Work request: Read the data, and whenever a line holds the word "node", report that line.

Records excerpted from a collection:
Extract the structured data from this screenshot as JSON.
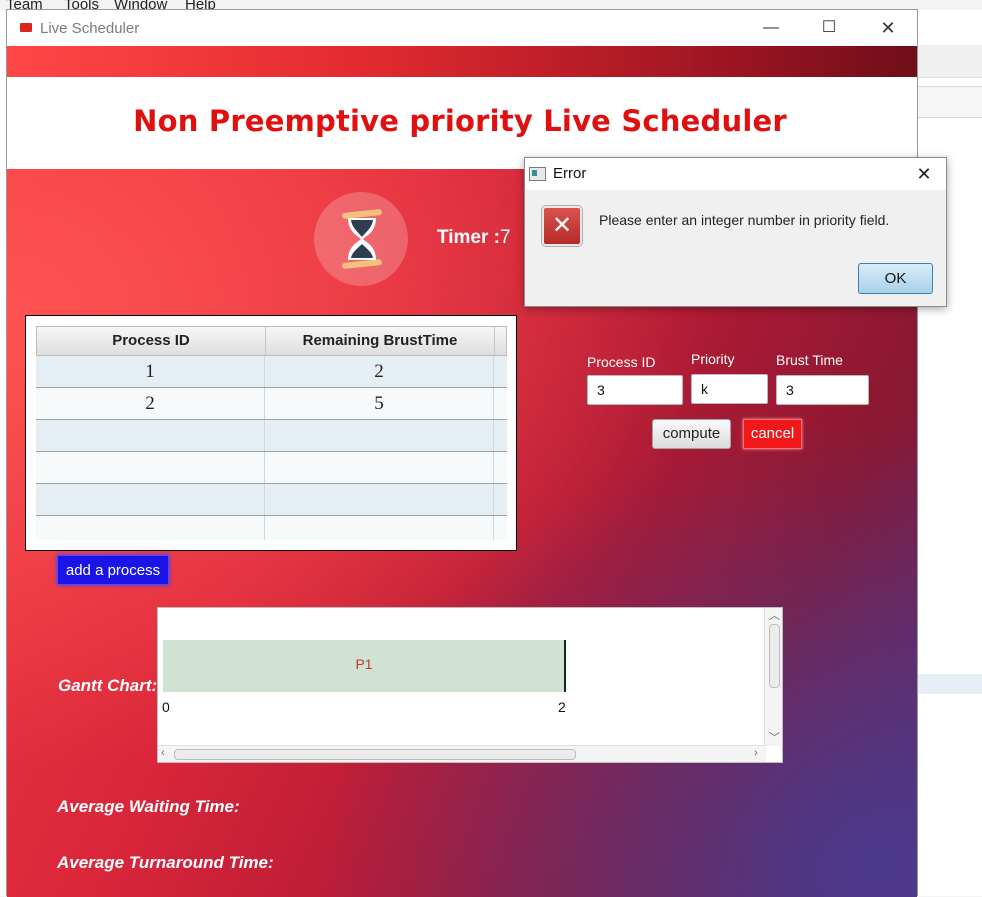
{
  "background_app": {
    "menu": [
      "Team",
      "Tools",
      "Window",
      "Help"
    ]
  },
  "window": {
    "title": "Live Scheduler",
    "controls": {
      "minimize": "—",
      "maximize": "☐",
      "close": "✕"
    }
  },
  "header": {
    "title": "Non Preemptive priority Live Scheduler",
    "accent_color": "#e01010"
  },
  "timer": {
    "label": "Timer :",
    "value": "7"
  },
  "process_table": {
    "columns": [
      "Process ID",
      "Remaining BrustTime"
    ],
    "rows": [
      [
        "1",
        "2"
      ],
      [
        "2",
        "5"
      ],
      [
        "",
        ""
      ],
      [
        "",
        ""
      ],
      [
        "",
        ""
      ],
      [
        "",
        ""
      ]
    ]
  },
  "add_process_button": "add a process",
  "form": {
    "process_id_label": "Process ID",
    "priority_label": "Priority",
    "brust_time_label": "Brust Time",
    "process_id_value": "3",
    "priority_value": "k",
    "brust_time_value": "3",
    "compute_label": "compute",
    "cancel_label": "cancel"
  },
  "gantt": {
    "label": "Gantt Chart:",
    "bars": [
      {
        "name": "P1",
        "start": 0,
        "end": 2
      }
    ],
    "ticks": [
      "0",
      "2"
    ]
  },
  "stats": {
    "avg_waiting_label": "Average Waiting Time:",
    "avg_turnaround_label": "Average Turnaround Time:"
  },
  "error_dialog": {
    "title": "Error",
    "message": "Please enter an integer number in priority field.",
    "ok_label": "OK",
    "close_glyph": "✕",
    "icon_glyph": "✕"
  }
}
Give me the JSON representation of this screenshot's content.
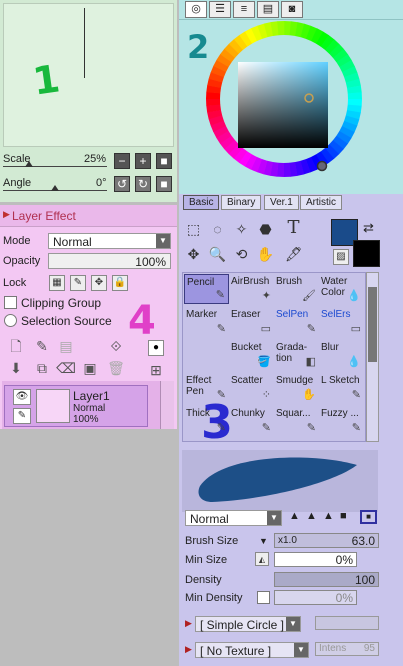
{
  "annotations": {
    "n1": "1",
    "n2": "2",
    "n3": "3",
    "n4": "4"
  },
  "navigator": {
    "scale_label": "Scale",
    "scale_value": "25%",
    "scale_level_pct": 25,
    "angle_label": "Angle",
    "angle_value": "0°",
    "angle_level_pct": 50
  },
  "layer_panel": {
    "header": "Layer Effect",
    "mode_label": "Mode",
    "mode_value": "Normal",
    "opacity_label": "Opacity",
    "opacity_value": "100%",
    "lock_label": "Lock",
    "clipping_label": "Clipping Group",
    "selection_source_label": "Selection Source",
    "layers": [
      {
        "name": "Layer1",
        "mode": "Normal",
        "opacity": "100%"
      }
    ]
  },
  "color_panel": {
    "tab_icons": [
      "color-wheel-icon",
      "sliders-icon",
      "hsv-sliders-icon",
      "swatches-icon",
      "scratchpad-icon"
    ],
    "colors": {
      "primary": "#1a4b8a",
      "secondary": "#000000"
    }
  },
  "tool_panel": {
    "tabs": [
      "Basic",
      "Binary",
      "Ver.1",
      "Artistic"
    ],
    "active_tab": "Basic",
    "brushes": [
      [
        "Pencil",
        "AirBrush",
        "Brush",
        "Water Color"
      ],
      [
        "Marker",
        "Eraser",
        "SelPen",
        "SelErs"
      ],
      [
        "",
        "Bucket",
        "Grada- tion",
        "Blur"
      ],
      [
        "Effect Pen",
        "Scatter",
        "Smudge",
        "L Sketch"
      ],
      [
        "Thick",
        "Chunky",
        "Squar...",
        "Fuzzy ..."
      ]
    ],
    "blend_mode": "Normal",
    "brush_size_label": "Brush Size",
    "brush_multiplier": "x1.0",
    "brush_size_value": "63.0",
    "min_size_label": "Min Size",
    "min_size_value": "0%",
    "density_label": "Density",
    "density_value": "100",
    "min_density_label": "Min Density",
    "min_density_value": "0%",
    "shape_label": "[ Simple Circle ]",
    "texture_label": "[ No Texture ]",
    "intens_label": "Intens",
    "intens_value": "95"
  }
}
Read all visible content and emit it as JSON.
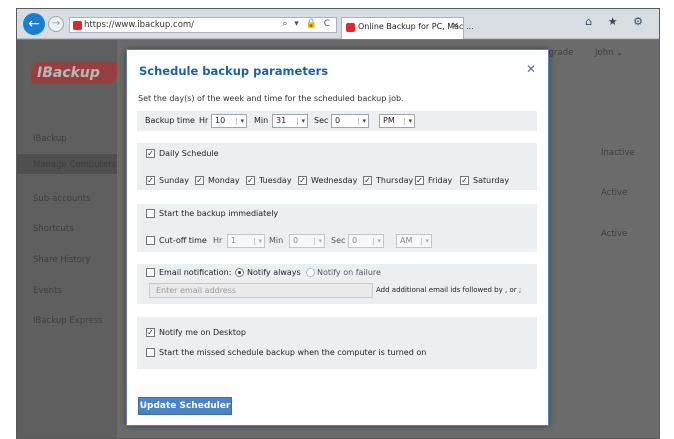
{
  "browser": {
    "address_url": "https://www.ibackup.com/",
    "tab_title": "Online Backup for PC, Mac ...",
    "tab_close": "×",
    "window_icons": "⌂ ★ ⚙",
    "nav_back": "←",
    "nav_forward": "→",
    "address_tools": "⌕ ▾ 🔒 C"
  },
  "page": {
    "logo_text": "IBackup",
    "top_upgrade": "Upgrade",
    "top_user": "John ⌄",
    "sidebar": [
      "IBackup",
      "Manage Computers",
      "Sub-accounts",
      "Shortcuts",
      "Share History",
      "Events",
      "IBackup Express"
    ],
    "statuses": [
      "Inactive",
      "Active",
      "Active"
    ]
  },
  "modal": {
    "title": "Schedule backup parameters",
    "close": "✕",
    "description": "Set the day(s) of the week and time for the scheduled backup job.",
    "backup_time": {
      "label": "Backup time",
      "hr_label": "Hr",
      "hr_value": "10",
      "min_label": "Min",
      "min_value": "31",
      "sec_label": "Sec",
      "sec_value": "0",
      "ampm_value": "PM"
    },
    "daily": {
      "label": "Daily Schedule",
      "checked": true,
      "days": [
        {
          "label": "Sunday",
          "checked": true
        },
        {
          "label": "Monday",
          "checked": true
        },
        {
          "label": "Tuesday",
          "checked": true
        },
        {
          "label": "Wednesday",
          "checked": true
        },
        {
          "label": "Thursday",
          "checked": true
        },
        {
          "label": "Friday",
          "checked": true
        },
        {
          "label": "Saturday",
          "checked": true
        }
      ]
    },
    "immediate": {
      "label": "Start the backup immediately",
      "checked": false
    },
    "cutoff": {
      "label": "Cut-off time",
      "checked": false,
      "hr_label": "Hr",
      "hr_value": "1",
      "min_label": "Min",
      "min_value": "0",
      "sec_label": "Sec",
      "sec_value": "0",
      "ampm_value": "AM"
    },
    "email": {
      "label": "Email notification:",
      "checked": false,
      "notify_always": "Notify always",
      "notify_failure": "Notify on failure",
      "placeholder": "Enter email address",
      "hint": "Add additional email ids followed by , or ;"
    },
    "desktop": {
      "label": "Notify me on Desktop",
      "checked": true
    },
    "missed": {
      "label": "Start the missed schedule backup when the computer is turned on",
      "checked": false
    },
    "update_button": "Update Scheduler"
  },
  "colors": {
    "accent": "#4b84c4",
    "title": "#1d5fa6",
    "brand_red": "#c62626"
  }
}
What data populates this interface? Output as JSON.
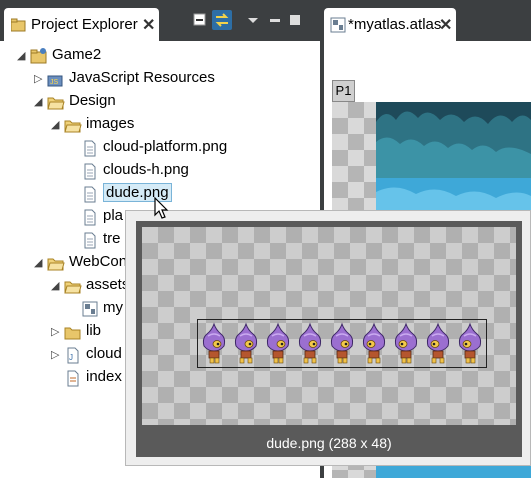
{
  "explorer": {
    "title": "Project Explorer",
    "tree": [
      {
        "label": "Game2",
        "icon": "project-folder-icon",
        "arrow": "expanded"
      },
      {
        "label": "JavaScript Resources",
        "icon": "js-resources-icon",
        "arrow": "collapsed"
      },
      {
        "label": "Design",
        "icon": "folder-open-icon",
        "arrow": "expanded"
      },
      {
        "label": "images",
        "icon": "folder-open-icon",
        "arrow": "expanded"
      },
      {
        "label": "cloud-platform.png",
        "icon": "file-icon",
        "arrow": ""
      },
      {
        "label": "clouds-h.png",
        "icon": "file-icon",
        "arrow": ""
      },
      {
        "label": "dude.png",
        "icon": "file-icon",
        "arrow": "",
        "selected": true
      },
      {
        "label": "pla",
        "icon": "file-icon",
        "arrow": ""
      },
      {
        "label": "tre",
        "icon": "file-icon",
        "arrow": ""
      },
      {
        "label": "WebCon",
        "icon": "folder-open-icon",
        "arrow": "expanded"
      },
      {
        "label": "assets",
        "icon": "folder-open-icon",
        "arrow": "expanded"
      },
      {
        "label": "my",
        "icon": "atlas-file-icon",
        "arrow": ""
      },
      {
        "label": "lib",
        "icon": "folder-closed-icon",
        "arrow": "collapsed"
      },
      {
        "label": "cloud",
        "icon": "js-file-icon",
        "arrow": "collapsed"
      },
      {
        "label": "index",
        "icon": "html-file-icon",
        "arrow": ""
      }
    ]
  },
  "editor": {
    "tab_title": "*myatlas.atlas",
    "page_tab": "P1"
  },
  "preview": {
    "caption": "dude.png (288 x 48)",
    "frame_count": 9
  },
  "colors": {
    "dark_chrome": "#3c3f41",
    "selection": "#d5ebf7",
    "active_tool": "#2d6ea5"
  }
}
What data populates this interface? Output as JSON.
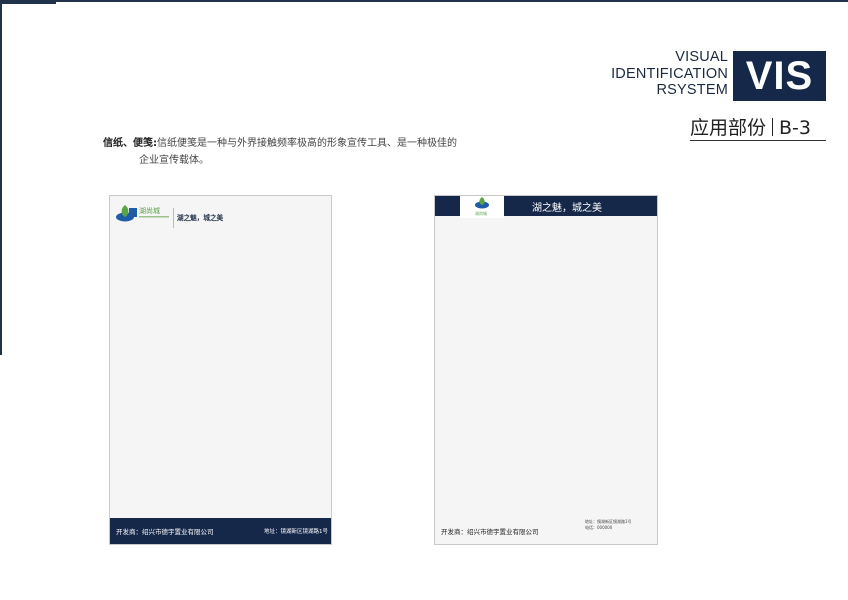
{
  "header": {
    "vis_lines": [
      "VISUAL",
      "IDENTIFICATION",
      "RSYSTEM"
    ],
    "vis_badge": "VIS",
    "section_name": "应用部份",
    "section_code": "B-3"
  },
  "description": {
    "heading": "信纸、便笺:",
    "line1": "信纸便笺是一种与外界接触频率极高的形象宣传工具、是一种极佳的",
    "line2": "企业宣传载体。"
  },
  "sheet_a": {
    "logo_text": "湖尚城",
    "slogan": "湖之魅，城之美",
    "developer": "开发商：绍兴市德宇置业有限公司",
    "address": "地址：镜湖新区镜湖路1号"
  },
  "sheet_b": {
    "logo_text": "湖尚城",
    "slogan": "湖之魅，城之美",
    "developer": "开发商：绍兴市德宇置业有限公司",
    "address_small": "地址：镜湖新区镜湖路1号",
    "phone_small": "电话：000000"
  },
  "colors": {
    "navy": "#16284a",
    "logo_green": "#5aa346",
    "logo_blue": "#1f5ca8"
  }
}
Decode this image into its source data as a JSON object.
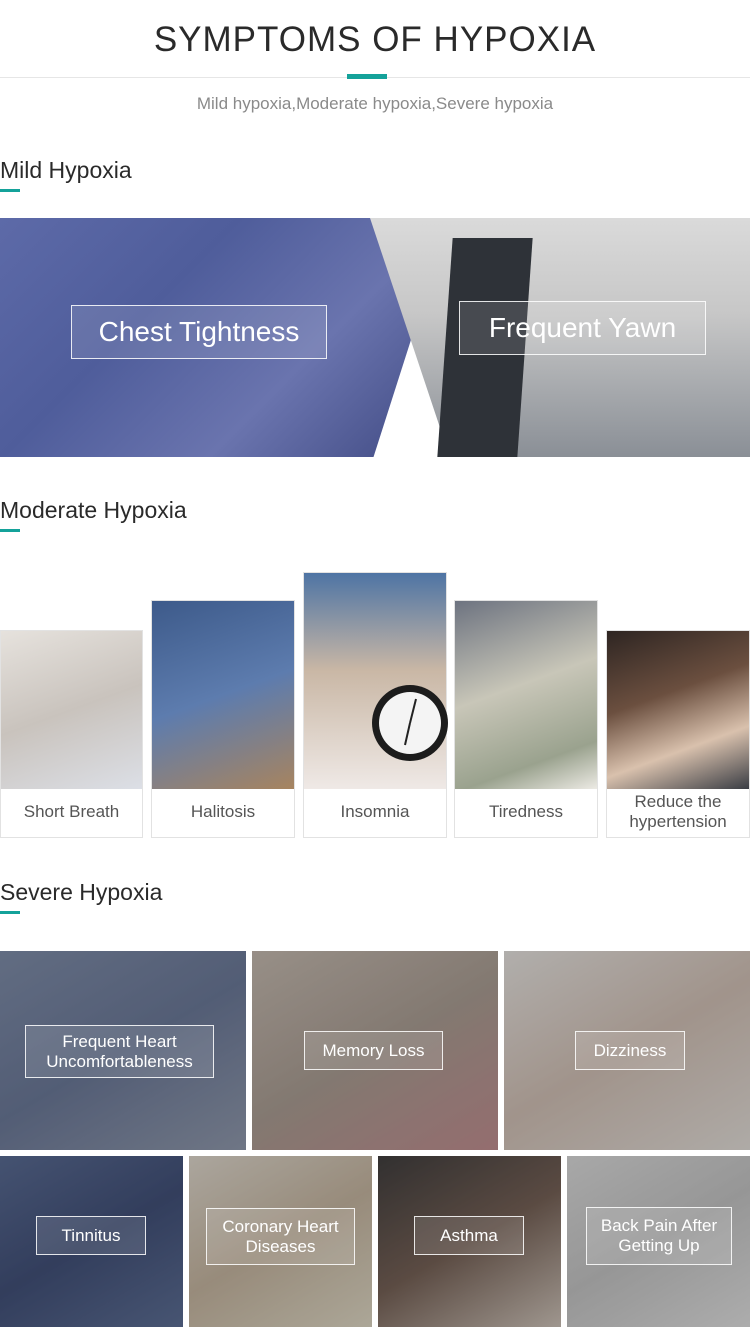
{
  "header": {
    "title": "SYMPTOMS OF HYPOXIA",
    "subtitle": "Mild hypoxia,Moderate hypoxia,Severe hypoxia"
  },
  "mild": {
    "heading": "Mild Hypoxia",
    "labels": [
      "Chest Tightness",
      "Frequent Yawn"
    ]
  },
  "moderate": {
    "heading": "Moderate Hypoxia",
    "cards": [
      "Short Breath",
      "Halitosis",
      "Insomnia",
      "Tiredness",
      "Reduce the hypertension"
    ]
  },
  "severe": {
    "heading": "Severe Hypoxia",
    "row1": [
      "Frequent Heart Uncomfortableness",
      "Memory Loss",
      "Dizziness"
    ],
    "row2": [
      "Tinnitus",
      "Coronary Heart Diseases",
      "Asthma",
      "Back Pain After Getting Up"
    ]
  },
  "colors": {
    "accent": "#14a29a"
  }
}
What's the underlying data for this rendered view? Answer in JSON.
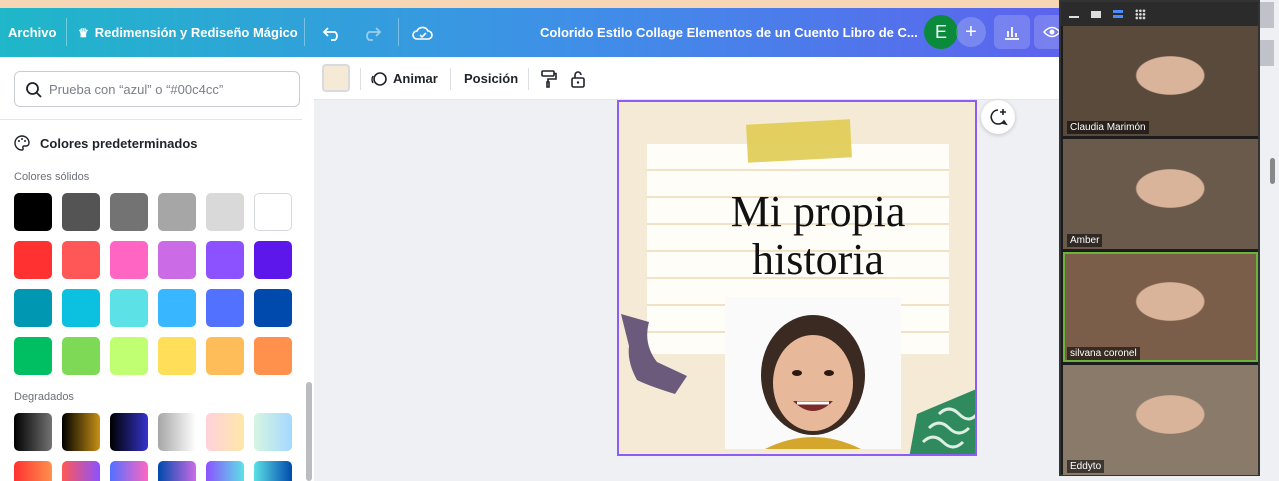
{
  "topbar": {
    "file_label": "Archivo",
    "magic_label": "Redimensión y Rediseño Mágico",
    "doc_title": "Colorido Estilo Collage Elementos de un Cuento Libro de C...",
    "avatar_initial": "E",
    "add_label": "+"
  },
  "toolbar": {
    "animate_label": "Animar",
    "position_label": "Posición",
    "current_color": "#f4ead5"
  },
  "color_panel": {
    "search_placeholder": "Prueba con “azul” o “#00c4cc”",
    "section_title": "Colores predeterminados",
    "solid_label": "Colores sólidos",
    "gradient_label": "Degradados",
    "solid_colors": [
      [
        "#000000",
        "#545454",
        "#737373",
        "#a6a6a6",
        "#d9d9d9",
        "#ffffff"
      ],
      [
        "#ff3131",
        "#ff5757",
        "#ff66c4",
        "#cb6ce6",
        "#8c52ff",
        "#5e17eb"
      ],
      [
        "#0097b2",
        "#0cc0df",
        "#5ce1e6",
        "#38b6ff",
        "#5271ff",
        "#004aad"
      ],
      [
        "#00bf63",
        "#7ed957",
        "#c1ff72",
        "#ffde59",
        "#ffbd59",
        "#ff914d"
      ]
    ],
    "gradients": [
      [
        "#000000",
        "#737373"
      ],
      [
        "#000000",
        "#c89116"
      ],
      [
        "#000000",
        "#3533cd"
      ],
      [
        "#a6a6a6",
        "#ffffff"
      ],
      [
        "#ffd1dc",
        "#ffe8a8"
      ],
      [
        "#d7f5e1",
        "#a4d8ff"
      ],
      [
        "#ff3131",
        "#ff914d"
      ],
      [
        "#ff5757",
        "#8c52ff"
      ],
      [
        "#5170ff",
        "#ff66c4"
      ],
      [
        "#004aad",
        "#cb6ce6"
      ],
      [
        "#8c52ff",
        "#5ce1e6"
      ],
      [
        "#5de0e6",
        "#004aad"
      ]
    ]
  },
  "canvas": {
    "title_line1": "Mi propia",
    "title_line2": "historia"
  },
  "call": {
    "participants": [
      {
        "name": "Claudia Marimón",
        "bg": "#5a4a3c"
      },
      {
        "name": "Amber",
        "bg": "#6a5a4c"
      },
      {
        "name": "silvana coronel",
        "bg": "#7a5e4a"
      },
      {
        "name": "Eddyto",
        "bg": "#8a7a6a"
      }
    ]
  }
}
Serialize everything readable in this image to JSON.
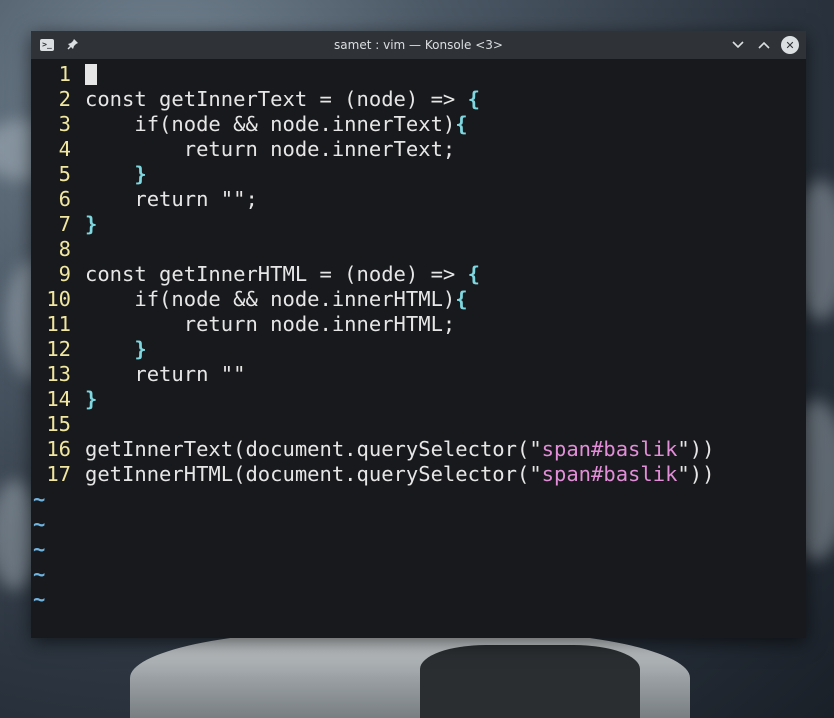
{
  "window": {
    "title": "samet : vim — Konsole <3>",
    "icons": {
      "app": "terminal-icon",
      "pin": "pin-icon",
      "minimize": "chevron-down-icon",
      "maximize": "chevron-up-icon",
      "close": "close-icon"
    }
  },
  "colors": {
    "background": "#1d1f21",
    "titlebar": "#2f3236",
    "line_number": "#f0e6a0",
    "brace": "#7fd7e0",
    "string": "#e28ed8",
    "tilde": "#6fb3e0",
    "text": "#e6e6e6"
  },
  "editor": {
    "lines": [
      {
        "num": "1",
        "text": ""
      },
      {
        "num": "2",
        "pre": "const getInnerText = (node) => ",
        "brace": "{"
      },
      {
        "num": "3",
        "pre": "    if(node && node.innerText)",
        "brace": "{"
      },
      {
        "num": "4",
        "pre": "        return node.innerText;"
      },
      {
        "num": "5",
        "pre": "    ",
        "brace": "}"
      },
      {
        "num": "6",
        "pre": "    return \"\";"
      },
      {
        "num": "7",
        "pre": "",
        "brace": "}"
      },
      {
        "num": "8",
        "pre": ""
      },
      {
        "num": "9",
        "pre": "const getInnerHTML = (node) => ",
        "brace": "{"
      },
      {
        "num": "10",
        "pre": "    if(node && node.innerHTML)",
        "brace": "{"
      },
      {
        "num": "11",
        "pre": "        return node.innerHTML;"
      },
      {
        "num": "12",
        "pre": "    ",
        "brace": "}"
      },
      {
        "num": "13",
        "pre": "    return \"\""
      },
      {
        "num": "14",
        "pre": "",
        "brace": "}"
      },
      {
        "num": "15",
        "pre": ""
      },
      {
        "num": "16",
        "pre": "getInnerText(document.querySelector(\"",
        "str": "span#baslik",
        "post": "\"))"
      },
      {
        "num": "17",
        "pre": "getInnerHTML(document.querySelector(\"",
        "str": "span#baslik",
        "post": "\"))"
      }
    ],
    "tildes": [
      "~",
      "~",
      "~",
      "~",
      "~"
    ]
  }
}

Solution to the problem:
        "pre": "const getInnerText = (node) => ",
        "pre": "    if(node && node.innerText)",
        "pre": "        return node.innerText;"
        "pre": "const getInnerHTML = (node) => ",
        "pre": "    if(node && node.innerHTML)",
        "pre": "        return node.innerHTML;"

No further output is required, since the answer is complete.